- Maintainer: Greg Kroah-Hartman This tree gets bug-fixes after 2.6.x is released. Patches must be:
- small - less than 100 lines
- already in current (or equivalent form)
- fixes actual, known, bug
submitted to email@example.com
- Maintainer: Adrian Bunk This tree operates identically to -stable, except its 1 version older. This started with 2.6.16, it may also refer to 2.6.17 once 2.6.18 is released, and 2.6.18.y is reopened as -stable.
- Maintainer: Andrew Morton.
The main staging/integration tree for new features and changes that are being considered for merging into the current kernel tree maintained by Linus.
- typically has 1000-1900 patches, packaged in a single, large, compressed diff.
- provides an easy way to get all the work, and is intended to expose them to much wider testing, on many platforms, than the submitters can cajole others to try.
- patches which survive this testing/integration are eventually moved into mainline, and dropped from -mm
- patches which have problems may be dropped if insufficient progress is made to correct them, but which are often re-added later.
- generally excludes work that has another home tree, until its formally submitted for inclusion into mainline.
- new drivers tend to spend less time here than patches to the kernel itself, or subsystems.
- Maintainer: Con Kolivas.
- A stable 2.6 based patchset with a focus on performance tweaks to the scheduler and vm, with specific tuning for the desktop to improve system responsiveness. With the release of kernel 2.6.22-ck, Con Kolivas has discontinued this branch.

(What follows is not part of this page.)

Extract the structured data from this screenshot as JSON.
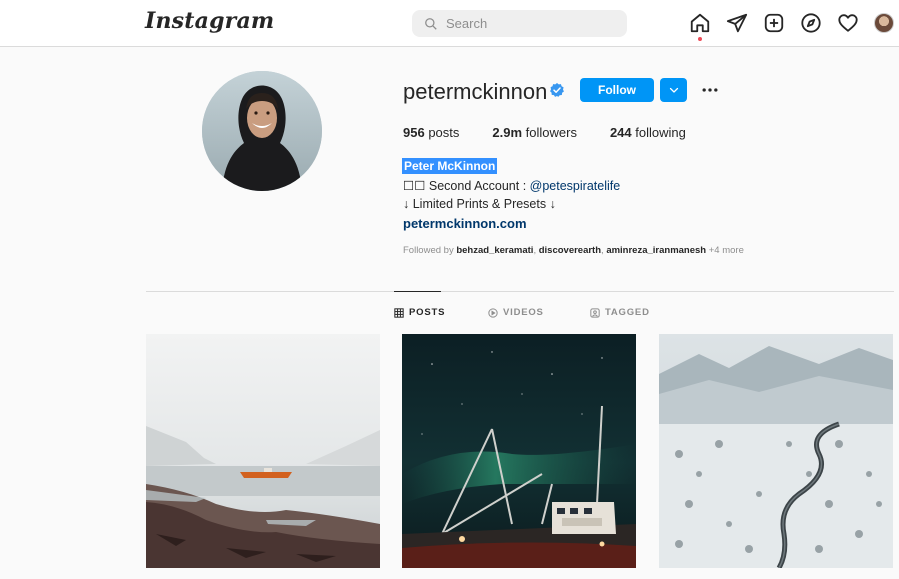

- Maintainer: Ingo Molnar. Realtime-preempt is a set of patches for the latest version of the Linux kernel. They bring the pre-emption capability to the next level. It's goal is to make the full fledged Linux kernel have as close to real-time response as possible. (As a warning, though, the realtime preempt patches are under going heavy development and have been for some times. It's not unusual for Ingo to update the realtime-preempt patch several times a day, or even within hours of each other. ) The -rt tree has been the nursery for several large feature sets, which have matured there, and have since been added to mainline. Notable amongst them are:
- mutexes - after maturing here, mutexes went rapidly through -mm, and into current (at 2.6.17-rc? ??)
- lockdep - locking dependency validator (when?)
- genirq - generic irq framework (when?)
2.5 kernel (historical)
- Maintainer: Dave Jones. Forward ports of 2.4 bugfixes to 2.5 series, plus some other bits. (a slightly less bloody bleeding edge)
- Maintainer: Andrew Morton. Fancy new features and fixes with a focus on VM hacks.
2.4 kernel (historical)
- Maintainer: Alan Cox. Ultra-stable tree for 2.4 series with fixes (security, functionality) for the last stable version. Some of the fixes have already been merged in Linus's tree (the 'official' development tree - at kernel.org), while some others are pending.
- Maintainer: Andrea Arcangeli. VM updates, a multitude of fixes and various improvements from Andrea. The VM from this tree was added into mainline for the 2.4.10 kernel.
- For data center or carrier grade linux, tuning especially for large machines and high database performance.
- Maintainer: Rik van Riel. Rmap has a reverse mapping from page frames to virtual mappings mostly in order to make a more predictable VM, to get rid of some worst case VM behaviours and smooth things out. The reverse mappings provide infrastructure to make a more flexible VM possible ... which means that VM strategies in -rmap often change. The core work in this tree was merged into linux 2.5
You can also browse the available git trees here: http://www.kernel.org/git/